For years Lucy has been passionate about letter writing. She never forgot a birthday and made sure a card was sent. She also has always enjoyed receiving letters and cards from others.
The Gusts had five children and Lucy was always too busy relishing her life in Deer Park to ever have time to let things get her down. Lucy kept a great attitude while she baked bread, handled the wringer washer and chased after children. She always had the radio on.
She was active at St. Paul Lutheran teaching Sunday school and participating in Ladies Aid. She was proud to be a homemaker, but some days get long being home all day. She was fortunate to have strong fellowship and camaraderie with other woman in Deer Park who remained life-long friends.
Until the age of 84, Lucy lived in the Deer Park area where she loved playing cards. When it came to the game 500, everyone wanted Lucy as a partner. Although she has never been much into watching television, she is an avid Wheel of Fortune player and loved watching “All in the Family” and Green Bay Packer games.
When Lucy moved into Amery, first to Evergreen Village, then to River Bend and eventually to Willow Ridge, where she currently resides, it opened up a whole new world of new and meaningful friendships.
Lucy especially loves Christmas time and has fond memories of the homemade gifts that were exchanged during her childhood. One of her favorite childhood memories was lighting real candles perched on their Christmas tree (a bucket of water was always within reach). Money was extremely tight. She said, “We were lucky if we got an orange and we appreciated it.” She knew that was not what the season was truly about.
Lucy truly enjoyed her simple childhood where they made their own fun, spending time playing softball with neighbors in the summer and skiing, skating and sledding in the winter. These were ideals she passed down to her children and grandchildren, always encouraging and inspiring them to use their imagination.
Lucy has 10 grandchildren, two step-grandchildren and 14 great-grandchildren. She is always quite excited when one is born with even a hint of red hair, as she knows it came from her. “Carrot Top” as she was called as a child, was always proud of her red hair.
Lucy has been amazed by changes in technology.

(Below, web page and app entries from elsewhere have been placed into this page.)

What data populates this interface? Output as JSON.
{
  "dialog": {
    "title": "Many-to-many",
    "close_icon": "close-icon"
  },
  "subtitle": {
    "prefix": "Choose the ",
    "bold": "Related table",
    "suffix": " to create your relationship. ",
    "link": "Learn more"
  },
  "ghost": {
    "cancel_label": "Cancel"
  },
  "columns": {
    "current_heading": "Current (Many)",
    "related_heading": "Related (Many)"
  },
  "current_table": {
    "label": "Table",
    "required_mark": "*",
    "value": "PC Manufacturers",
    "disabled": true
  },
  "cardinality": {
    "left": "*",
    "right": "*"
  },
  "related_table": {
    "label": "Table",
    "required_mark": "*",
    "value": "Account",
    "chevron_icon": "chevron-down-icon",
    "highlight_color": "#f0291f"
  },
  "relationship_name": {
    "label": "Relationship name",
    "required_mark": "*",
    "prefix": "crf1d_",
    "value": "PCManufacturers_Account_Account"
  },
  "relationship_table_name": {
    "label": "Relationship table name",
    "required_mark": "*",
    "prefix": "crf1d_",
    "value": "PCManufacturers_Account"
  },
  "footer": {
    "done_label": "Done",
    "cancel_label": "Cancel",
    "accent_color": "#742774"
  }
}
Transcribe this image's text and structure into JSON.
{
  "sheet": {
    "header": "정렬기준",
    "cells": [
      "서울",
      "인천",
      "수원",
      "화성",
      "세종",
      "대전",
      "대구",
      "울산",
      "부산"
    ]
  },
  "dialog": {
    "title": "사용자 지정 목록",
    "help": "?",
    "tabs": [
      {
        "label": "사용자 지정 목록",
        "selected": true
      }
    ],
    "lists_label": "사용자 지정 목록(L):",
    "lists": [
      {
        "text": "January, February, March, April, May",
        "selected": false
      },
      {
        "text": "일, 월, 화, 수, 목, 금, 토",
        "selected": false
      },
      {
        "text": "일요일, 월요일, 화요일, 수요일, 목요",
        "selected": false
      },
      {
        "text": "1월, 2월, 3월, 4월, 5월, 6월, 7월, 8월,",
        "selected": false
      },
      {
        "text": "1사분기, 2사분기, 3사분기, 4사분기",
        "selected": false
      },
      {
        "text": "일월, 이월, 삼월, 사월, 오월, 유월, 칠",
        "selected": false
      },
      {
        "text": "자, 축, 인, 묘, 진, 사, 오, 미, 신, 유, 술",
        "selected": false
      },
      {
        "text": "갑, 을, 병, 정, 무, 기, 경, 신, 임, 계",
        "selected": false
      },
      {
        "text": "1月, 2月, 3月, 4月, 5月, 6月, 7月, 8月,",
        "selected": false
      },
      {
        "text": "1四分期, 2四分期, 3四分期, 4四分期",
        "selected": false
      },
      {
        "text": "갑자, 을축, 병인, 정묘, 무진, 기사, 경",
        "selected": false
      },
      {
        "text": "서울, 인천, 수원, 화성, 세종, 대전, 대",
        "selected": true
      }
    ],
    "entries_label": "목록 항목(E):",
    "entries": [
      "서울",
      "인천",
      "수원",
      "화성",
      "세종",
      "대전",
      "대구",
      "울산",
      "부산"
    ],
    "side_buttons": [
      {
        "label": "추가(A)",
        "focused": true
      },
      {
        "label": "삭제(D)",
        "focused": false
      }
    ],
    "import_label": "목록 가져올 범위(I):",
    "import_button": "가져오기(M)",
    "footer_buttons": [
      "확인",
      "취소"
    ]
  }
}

She once enjoyed shopping out of the Sears and Roebuck catalog and riding in a Model-T. Lucy did not have a telephone in her home growing up and is fascinated by what the modern day cell phone can do.
Lucy’s family said Willow Ridge has been wonderful about finding unique ways for families to communicate with their loved ones during COVID-19. Because no visitors are allowed, visits have taken place through a GrandPad tablet.
Lucy would love to receive cards to celebrate her big 1-0-0. When asked what her wish will be when she blows out her candles this year, Lucy replied, “Good health for my family and friends.”